      </property>
      <property name="tomcatPassword" required="true">
        <property-ui type="secureBox" default="${p?:resource/manager.password} label="Tomcat Manager Password" description="The password to use to login to the Tomcat Manager interface."/>
      </property>
      <property name="tomcatContext" required="true">
        <property-ui type="textBox" label="Context Name" description="The context that is being deployed."/>
      </property>
    </properties>
    ....

The result is that someone using this step only has to supply the application name or context to use it. The rest of the settings are already there and looked up automatically. However, they can override the values if they want to. If you want to discourage overriding discovered configuration, flag the discovered properties as “hidden” to bury them under the “show hidden properties” checkbox.

2014-04-16_1516

Uses for Discovery

Discovery can be used in a number of ways. Both my Apache Tomcat example and the IBM WebSphere examples find installations of applications servers and create resources accordingly.

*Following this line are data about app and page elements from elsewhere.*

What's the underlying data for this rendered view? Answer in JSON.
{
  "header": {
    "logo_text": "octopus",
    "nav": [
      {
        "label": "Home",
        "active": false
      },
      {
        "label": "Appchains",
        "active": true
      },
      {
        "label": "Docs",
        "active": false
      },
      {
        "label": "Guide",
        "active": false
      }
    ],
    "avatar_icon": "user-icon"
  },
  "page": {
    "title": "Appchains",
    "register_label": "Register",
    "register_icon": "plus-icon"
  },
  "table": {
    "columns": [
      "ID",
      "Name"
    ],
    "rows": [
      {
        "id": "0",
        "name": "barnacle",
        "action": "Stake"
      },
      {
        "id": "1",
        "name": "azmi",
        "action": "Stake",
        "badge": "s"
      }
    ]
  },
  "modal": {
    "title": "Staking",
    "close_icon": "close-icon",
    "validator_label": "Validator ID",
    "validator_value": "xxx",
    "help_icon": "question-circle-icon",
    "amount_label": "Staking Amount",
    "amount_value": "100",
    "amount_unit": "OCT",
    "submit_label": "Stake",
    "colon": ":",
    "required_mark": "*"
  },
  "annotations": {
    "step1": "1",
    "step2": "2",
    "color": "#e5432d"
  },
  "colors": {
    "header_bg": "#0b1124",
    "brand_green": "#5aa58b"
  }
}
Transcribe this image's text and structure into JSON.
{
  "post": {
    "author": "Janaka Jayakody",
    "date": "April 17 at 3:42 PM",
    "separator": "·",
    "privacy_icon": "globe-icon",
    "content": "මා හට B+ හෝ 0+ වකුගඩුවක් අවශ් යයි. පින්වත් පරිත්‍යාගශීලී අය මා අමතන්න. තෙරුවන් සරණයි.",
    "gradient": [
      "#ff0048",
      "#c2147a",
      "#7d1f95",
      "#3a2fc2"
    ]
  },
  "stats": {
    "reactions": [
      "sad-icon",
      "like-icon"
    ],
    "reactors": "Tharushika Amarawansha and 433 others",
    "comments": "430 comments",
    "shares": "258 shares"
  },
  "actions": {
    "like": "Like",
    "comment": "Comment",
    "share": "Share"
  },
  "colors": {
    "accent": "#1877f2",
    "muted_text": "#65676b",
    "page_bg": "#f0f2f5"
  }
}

It could also be used to check common installation paths for a testing tool. If found, record the installation path and tag the Agent as useful for running tests from.

Another option would be to check the server to determine its hostname and use that to query an in-house CMDB to configure the agent with.

Special thanks to the UrbanCode team in the Cleveland lab, especially Kensie Sturdevant, for answering all my  questions about these capabilities.